Trump hosts roundtable with Missouri businesses at Boeing
President Donald Trump visited St. Louis Wednesday for a tour of Boeing and a roundtable discussion with Missouri business leaders.
The president landed just before 2:20 and was greeted at the airport by Missouri Attorney General Josh Hawley along with supporters. Trump spent 10-15 minutes shaking hands with and talking to supporters before heading to Boeing headquarters.
Trump toured Building 75, which is the site of final assembly for fighter planes. Joining him on the tour was Treasury Secretary Steve Mnuchin and Boeing’s top executives, including president and CEO Dennis Muilenburg.

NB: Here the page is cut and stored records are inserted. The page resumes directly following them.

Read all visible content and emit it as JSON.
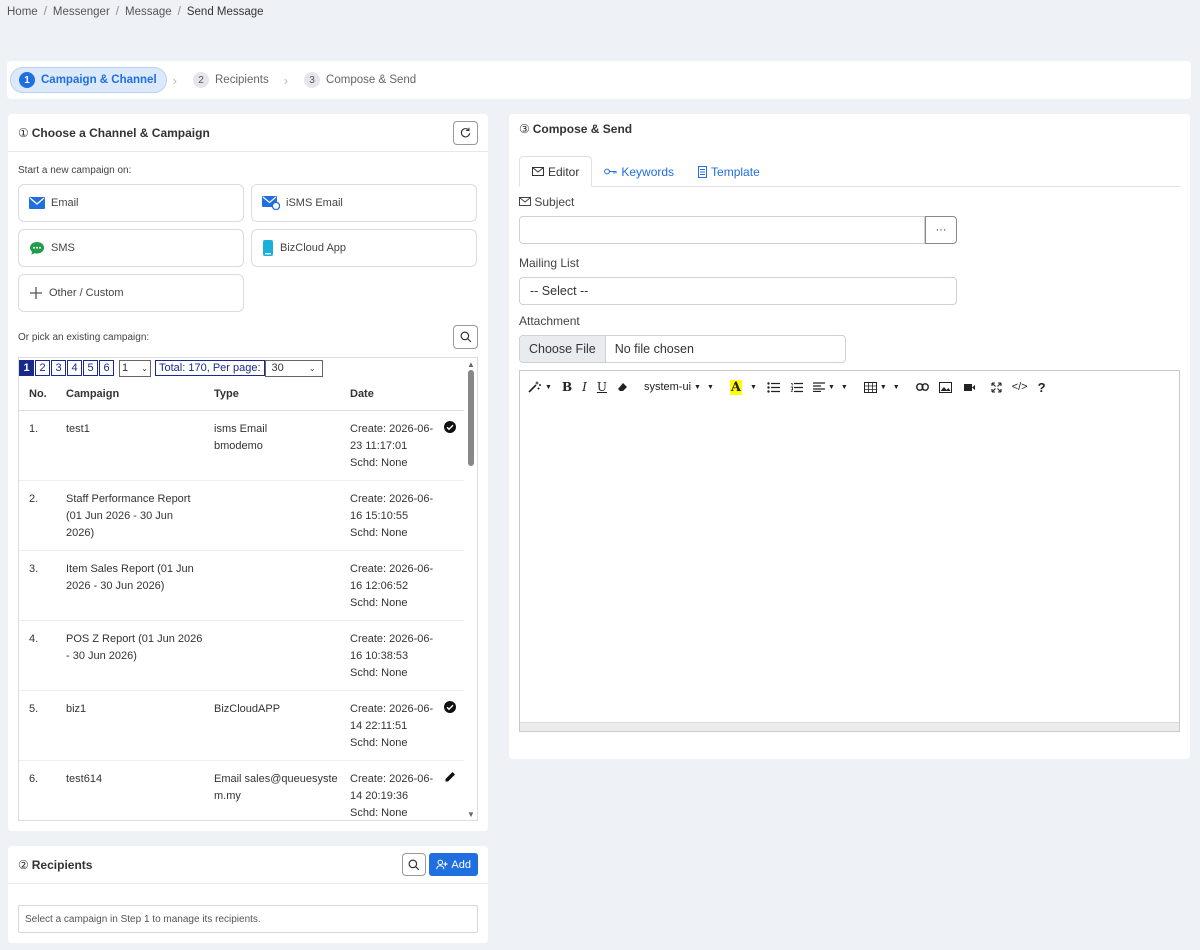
{
  "breadcrumb": [
    "Home",
    "Messenger",
    "Message",
    "Send Message"
  ],
  "stepper": [
    {
      "num": "1",
      "label": "Campaign & Channel"
    },
    {
      "num": "2",
      "label": "Recipients"
    },
    {
      "num": "3",
      "label": "Compose & Send"
    }
  ],
  "campaign_card": {
    "title_num": "①",
    "title": "Choose a Channel & Campaign",
    "new_label": "Start a new campaign on:",
    "channels": [
      "Email",
      "iSMS Email",
      "SMS",
      "BizCloud App",
      "Other / Custom"
    ],
    "existing_label": "Or pick an existing campaign:",
    "pager": {
      "pages": [
        "1",
        "2",
        "3",
        "4",
        "5",
        "6"
      ],
      "page_select": "1",
      "total": "Total: 170, Per page:",
      "per_page": "30"
    },
    "columns": [
      "No.",
      "Campaign",
      "Type",
      "Date"
    ],
    "rows": [
      {
        "no": "1.",
        "campaign": "test1",
        "type": "isms Email bmodemo",
        "date": "Create: 2026-06-23 11:17:01 Schd: None",
        "status": "check"
      },
      {
        "no": "2.",
        "campaign": "Staff Performance Report (01 Jun 2026 - 30 Jun 2026)",
        "type": "",
        "date": "Create: 2026-06-16 15:10:55 Schd: None",
        "status": ""
      },
      {
        "no": "3.",
        "campaign": "Item Sales Report (01 Jun 2026 - 30 Jun 2026)",
        "type": "",
        "date": "Create: 2026-06-16 12:06:52 Schd: None",
        "status": ""
      },
      {
        "no": "4.",
        "campaign": "POS Z Report (01 Jun 2026 - 30 Jun 2026)",
        "type": "",
        "date": "Create: 2026-06-16 10:38:53 Schd: None",
        "status": ""
      },
      {
        "no": "5.",
        "campaign": "biz1",
        "type": "BizCloudAPP",
        "date": "Create: 2026-06-14 22:11:51 Schd: None",
        "status": "check"
      },
      {
        "no": "6.",
        "campaign": "test614",
        "type": "Email sales@queuesystem.my",
        "date": "Create: 2026-06-14 20:19:36 Schd: None",
        "status": "edit"
      }
    ]
  },
  "recipients_card": {
    "title_num": "②",
    "title": "Recipients",
    "add_label": "Add",
    "note": "Select a campaign in Step 1 to manage its recipients."
  },
  "compose_card": {
    "title_num": "③",
    "title": "Compose & Send",
    "tabs": [
      "Editor",
      "Keywords",
      "Template"
    ],
    "subject_label": "Subject",
    "subject_value": "",
    "subject_more": "···",
    "mailing_label": "Mailing List",
    "mailing_value": "-- Select --",
    "attachment_label": "Attachment",
    "choose_file": "Choose File",
    "no_file": "No file chosen",
    "font_select": "system-ui"
  },
  "colors": {
    "accent": "#1f6fe0",
    "pager": "#1a2a8a",
    "background": "#eef1f5"
  }
}
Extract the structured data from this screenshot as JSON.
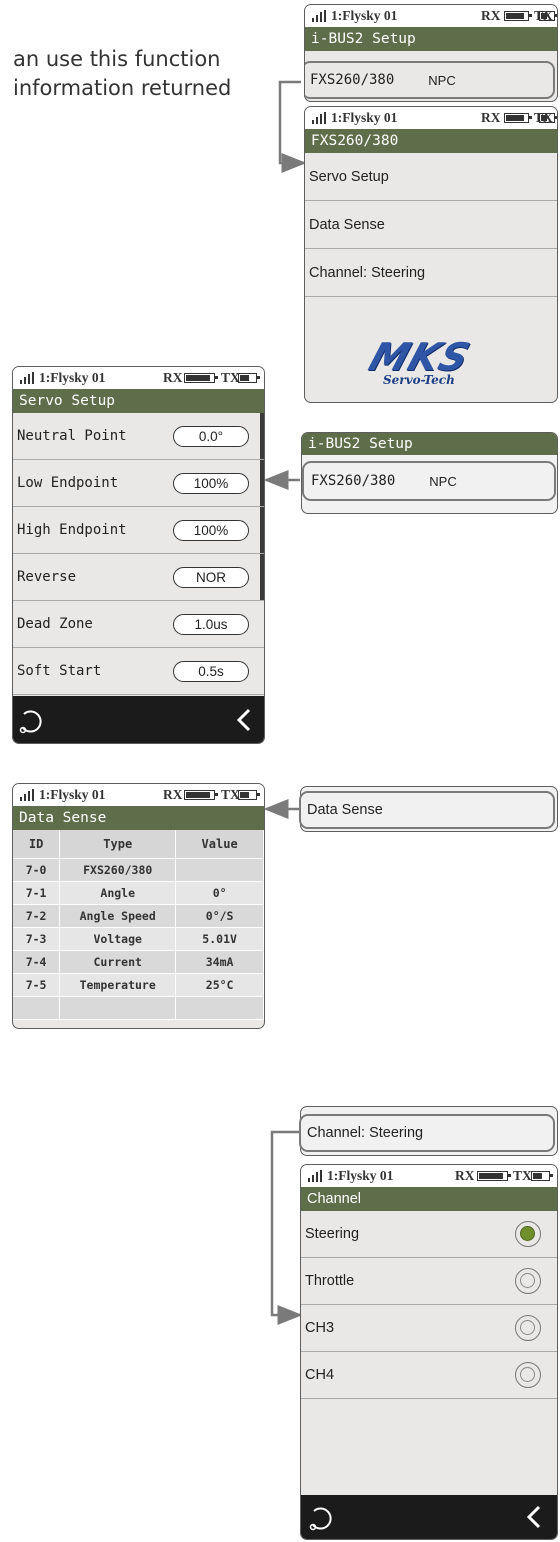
{
  "intro_text": [
    "an use this function",
    "information returned"
  ],
  "status": {
    "model": "1:Flysky 01",
    "rx": "RX",
    "tx": "TX"
  },
  "screen_a": {
    "title": "i-BUS2 Setup",
    "item": "FXS260/380",
    "item_tag": "NPC"
  },
  "screen_b": {
    "title": "FXS260/380",
    "items": [
      "Servo Setup",
      "Data Sense",
      "Channel: Steering"
    ],
    "logo_main": "MKS",
    "logo_sub": "Servo-Tech"
  },
  "callout_ibus": {
    "title": "i-BUS2 Setup",
    "item": "FXS260/380",
    "item_tag": "NPC"
  },
  "servo_setup": {
    "title": "Servo Setup",
    "rows": [
      {
        "label": "Neutral Point",
        "value": "0.0°"
      },
      {
        "label": "Low Endpoint",
        "value": "100%"
      },
      {
        "label": "High Endpoint",
        "value": "100%"
      },
      {
        "label": "Reverse",
        "value": "NOR"
      },
      {
        "label": "Dead Zone",
        "value": "1.0us"
      },
      {
        "label": "Soft Start",
        "value": "0.5s"
      }
    ]
  },
  "data_sense": {
    "title": "Data Sense",
    "headers": [
      "ID",
      "Type",
      "Value"
    ],
    "rows": [
      [
        "7-0",
        "FXS260/380",
        ""
      ],
      [
        "7-1",
        "Angle",
        "0°"
      ],
      [
        "7-2",
        "Angle Speed",
        "0°/S"
      ],
      [
        "7-3",
        "Voltage",
        "5.01V"
      ],
      [
        "7-4",
        "Current",
        "34mA"
      ],
      [
        "7-5",
        "Temperature",
        "25°C"
      ],
      [
        "",
        "",
        ""
      ]
    ]
  },
  "callout_datasense": {
    "item": "Data Sense"
  },
  "callout_channel": {
    "item": "Channel: Steering"
  },
  "channel": {
    "title": "Channel",
    "options": [
      {
        "label": "Steering",
        "selected": true
      },
      {
        "label": "Throttle",
        "selected": false
      },
      {
        "label": "CH3",
        "selected": false
      },
      {
        "label": "CH4",
        "selected": false
      }
    ]
  },
  "colors": {
    "header": "#5e6e4a",
    "radio_selected": "#6f8f2a",
    "footer": "#1b1b1b"
  },
  "icons": {
    "footer_left": "refresh-icon",
    "footer_right": "back-chevron-icon"
  }
}
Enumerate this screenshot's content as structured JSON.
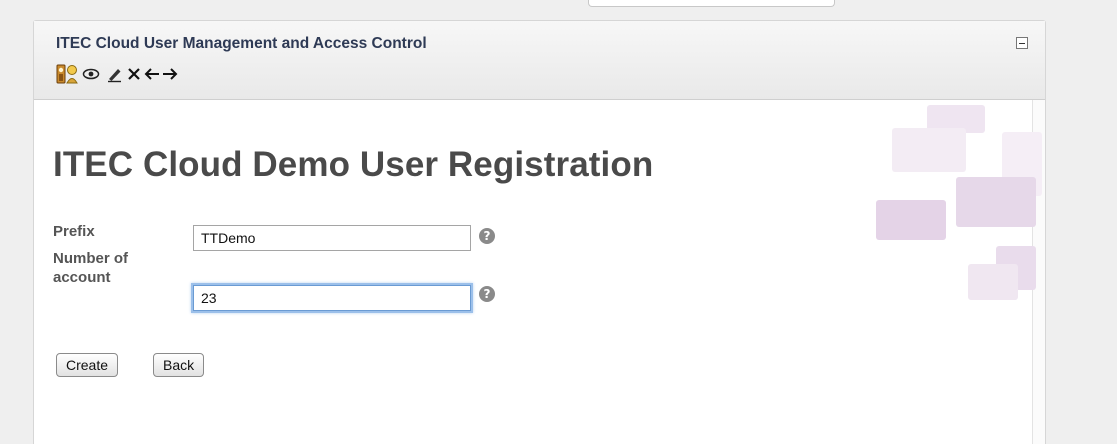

Following the tour, he addressed the assembled crowd with remarks about his tax plan and the benefits seen by Missouri businesses.
“A few years ago, this plant was in very serious danger of shutting down and we got it going again. Maybe going better than it’s ever gone before” Trump said. “We are keeping thousands of Americans employed right here in St. Louis, a great place. A place that was really good to me.”
Boeing announced after the tax plan passed it intended to spend $300 million on improving the company, pledging to provide $100 million in employee-matching gifts, $100 million for workforce development, training and education and $100 million toward improvements in the workplace.
A senior White House official said Tuesday Trump has a special attachment to Missouri, as his first event centered on his tax plan was in Springfield and he then returned to stump for the plan in St. Charles in November of last year. AIM president and CEO Ray McCarty was present at both events.
“We are proud President Trump has reinforced the importance of Missouri by visiting the state three times, all centered around promoting the Tax Cut and Jobs Act of 2017,” said McCarty. “The tax cut has been and will be used by Missouri companies to provide additional benefits to workers and shareholders, both directly and indirectly, through increased wages and bonuses, and to re-invest in infrastructure,” he said. “These investments in physical capital and human capital will pay great dividends in the future and we are pleased the president and Congress pushed forward with this tax cut that benefits all Americans.”
The president also spoke about Boeing’s F-18 Super Hornet fighter jet, which he has been a proponent of for some time. He recently asked Congress to approve 24 new F-18’s for the Navy, each one at a cost of $60 million.
The centerpiece of the president’s visit was a roundtable discussion on the impact his tax cuts had on Missouri businesses. This panel included College of the Ozarks, Kansas City Power and Light, Mid-Am Metal Forming, Dynamic Fastener, Central Bancompany, Hawthorn Bank, Great Southern Bank, Kansas City Southern Railway, Hunter Chase and Associates, and Boeing.
Representatives from the companies took turns talking about the benefits the tax plan had on their businesses and explained what they did with the savings. Many talked about the ability to give employees bonuses, and a few companies had workers speak about how they used the bonus money.
Following the roundtable, which concluded at 3:45, Trump left the facility.
Earlier this year, Boeing’s CEO made a statement on the passage of the Trump tax reform.
“On behalf of all of our stakeholders, we applaud and thank Congress and the administration for their leadership in seizing this opportunity to unleash economic energy in the United States. It’s the single-most important thing we can do to drive innovation, support quality jobs and accelerate capital investment in our country.”
“For Boeing, the reforms enable us to better compete on the world stage and give us a stronger foundation for the investment in innovation, facilities and skills that will support our long-term growth.”